"Gently and careful, we will guide 250,000 fish through the vaccination bath," explains Kamala Shrestha (38).
The machine next to her is pumping lots of water as salmon fry weighing between four and five grams pass through the vaccination bath. Kamala is vigilantly paying attention to each baby salmon. In five to six hours, the salmon fry have received their first vaccine to protect them from diseases during their 2-3 year long life cycle.
“Everything we do with the fish from roe to smolt requires great accuracy. It is all about treating the fish gently, to ensure good care and a high fish welfare standard,” Kamala emphasizes.

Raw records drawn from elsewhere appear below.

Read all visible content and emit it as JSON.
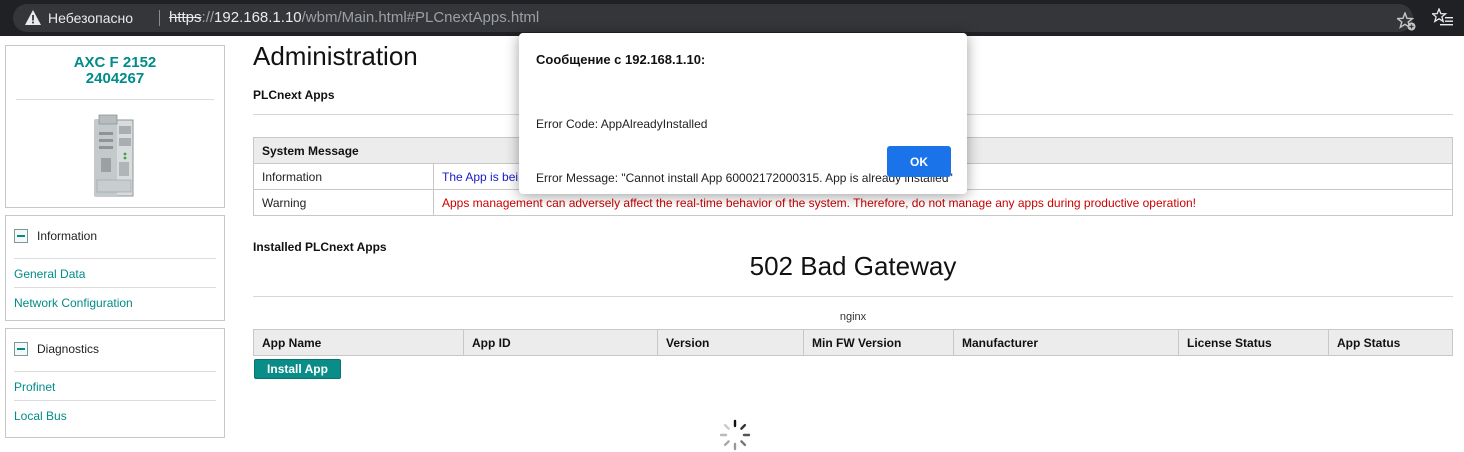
{
  "browser": {
    "security_label": "Небезопасно",
    "url_scheme": "https",
    "url_rest_prefix": "://",
    "url_host": "192.168.1.10",
    "url_path": "/wbm/Main.html#PLCnextApps.html"
  },
  "sidebar": {
    "device_name_line1": "AXC F 2152",
    "device_name_line2": "2404267",
    "groups": [
      {
        "title": "Information",
        "items": [
          "General Data",
          "Network Configuration"
        ]
      },
      {
        "title": "Diagnostics",
        "items": [
          "Profinet",
          "Local Bus"
        ]
      }
    ]
  },
  "main": {
    "title": "Administration",
    "section": "PLCnext Apps",
    "system_message": {
      "header": "System Message",
      "rows": [
        {
          "key": "Information",
          "value": "The App is bei"
        },
        {
          "key": "Warning",
          "value": "Apps management can adversely affect the real-time behavior of the system. Therefore, do not manage any apps during productive operation!"
        }
      ]
    },
    "installed_label": "Installed PLCnext Apps",
    "gateway_text": "502 Bad Gateway",
    "nginx_text": "nginx",
    "apps_table": {
      "columns": [
        "App Name",
        "App ID",
        "Version",
        "Min FW Version",
        "Manufacturer",
        "License Status",
        "App Status"
      ]
    },
    "install_button": "Install App"
  },
  "dialog": {
    "title": "Сообщение с 192.168.1.10:",
    "message_line1": "Error Code: AppAlreadyInstalled",
    "message_line2": "Error Message: \"Cannot install App 60002172000315. App is already installed\"",
    "ok_label": "OK"
  },
  "colors": {
    "accent": "#008c88",
    "ok_button": "#1a73e8",
    "warning_text": "#cc0000",
    "info_text": "#1a1acc"
  }
}
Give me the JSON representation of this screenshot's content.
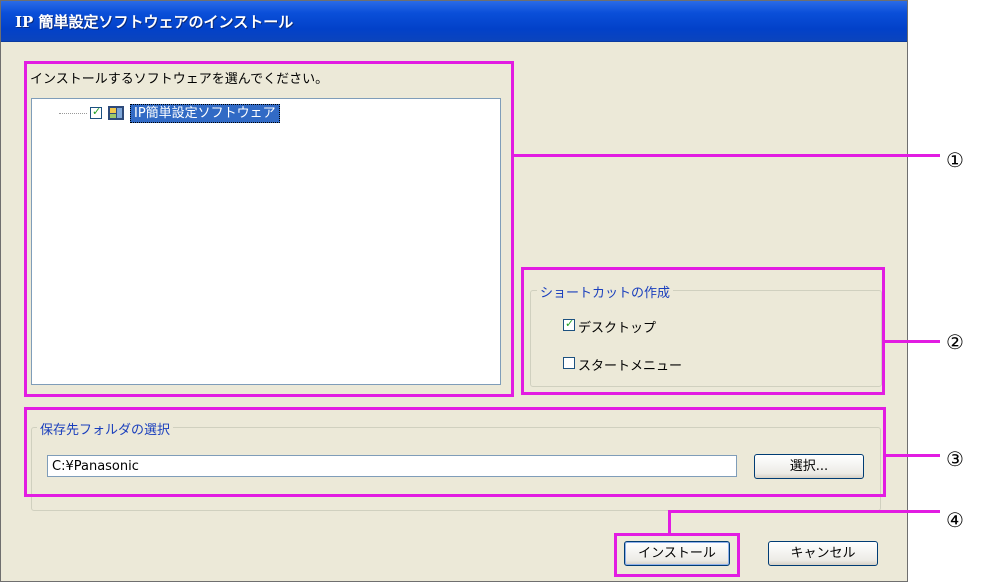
{
  "window": {
    "title": "IP 簡単設定ソフトウェアのインストール"
  },
  "software": {
    "prompt": "インストールするソフトウェアを選んでください。",
    "tree_item": {
      "label": "IP簡単設定ソフトウェア",
      "checked": true
    }
  },
  "shortcut": {
    "legend": "ショートカットの作成",
    "desktop_label": "デスクトップ",
    "desktop_checked": true,
    "startmenu_label": "スタートメニュー",
    "startmenu_checked": false
  },
  "folder": {
    "legend": "保存先フォルダの選択",
    "path": "C:¥Panasonic",
    "browse_label": "選択..."
  },
  "buttons": {
    "install_label": "インストール",
    "cancel_label": "キャンセル"
  },
  "callouts": [
    "①",
    "②",
    "③",
    "④"
  ],
  "colors": {
    "highlight": "#e21ce2",
    "titlebar": "#0a4fd9",
    "legend": "#1a3fbd"
  }
}
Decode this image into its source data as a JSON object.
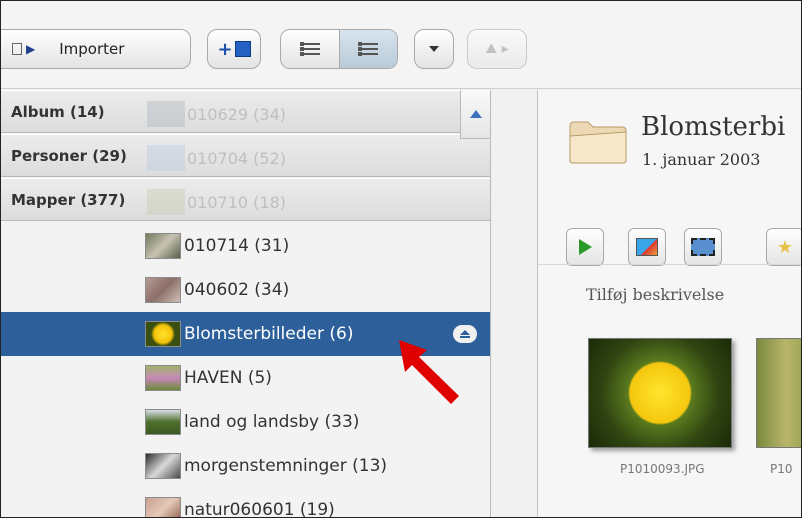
{
  "toolbar": {
    "import_label": "Importer"
  },
  "tree": {
    "headers": [
      {
        "label": "Album (14)",
        "ghost": "010629 (34)"
      },
      {
        "label": "Personer (29)",
        "ghost": "010704 (52)"
      },
      {
        "label": "Mapper (377)",
        "ghost": "010710 (18)"
      }
    ],
    "items": [
      {
        "label": "010714 (31)"
      },
      {
        "label": "040602 (34)"
      },
      {
        "label": "Blomsterbilleder (6)",
        "selected": true
      },
      {
        "label": "HAVEN (5)"
      },
      {
        "label": "land og landsby (33)"
      },
      {
        "label": "morgenstemninger (13)"
      },
      {
        "label": "natur060601 (19)"
      }
    ]
  },
  "event": {
    "title": "Blomsterbi",
    "date": "1. januar 2003",
    "description_placeholder": "Tilføj beskrivelse",
    "photos": [
      {
        "filename": "P1010093.JPG"
      },
      {
        "filename": "P10"
      }
    ]
  },
  "colors": {
    "selected_row": "#2d5f9a",
    "arrow": "#e00000"
  }
}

“We are working with an important, but also vulnerable part of the salmon's life. We tend to say that we work at the salmon's maternity ward.”
Planned one year only in Norway
Kamala's journey into the aquaculture industry begins in Katmandu. She grew up in rural Nepal, trained as a teacher and worked at a school in the city of Kathmandu. She met a Norwegian family, who worked on a project to secure electricity supply in Nepal, and Kamala joined them as an “au pair”. When the family was moving back to Norway and Lebesby, Kamala was asked if she wanted to join.
“Of course I did! I was very happy with the job as an au pair and continued with it after we moved here. I came to Lebesby in 2008 and have lived here ever since.”
The plan was to work with the Norwegian family for one year. But Kamala thrived, and her happiness increased as she learned the language. She got a temporary job in a care home, while the search for a permanent job led her to Grieg Seafood and the hatchery in Landersfjord.
I actually come from a small place, but I had to go to the big city to get a job. Life in Norway cannot be compared to life in Nepal. I simply live a better life here!
“It is a very popular workplace, and I was lucky to get a job here. I did not know anything in the beginning, but they have good training,” says Kamala.
In a couple of years, she could complete a certificate in aquaculture.
“We learn every day. No two days are exactly the same and the work tasks are varied. I work in all departments, from the hatchery to the department where we start feeding the fry and later the smolt.”
Arrived at the new life
Kamala describes the transition from metropolitan Katmandu, with a million people, to the village of Lebesby with 800 inhabitants, as a journey to a new life.
“I actually come from a small place, but I had to go to the big city to get a job. Life in Norway cannot be compared to life in Nepal. I simply live a better life here!”
“The good life”
Kamala has no relocation plans. She and her husband will continue to live “the good life” in the outskirts of Norway with beautiful nature, good friends and work opportunities.
“I love my job and my colleagues. Working shifts hours gives me opportunities for lots of free time.”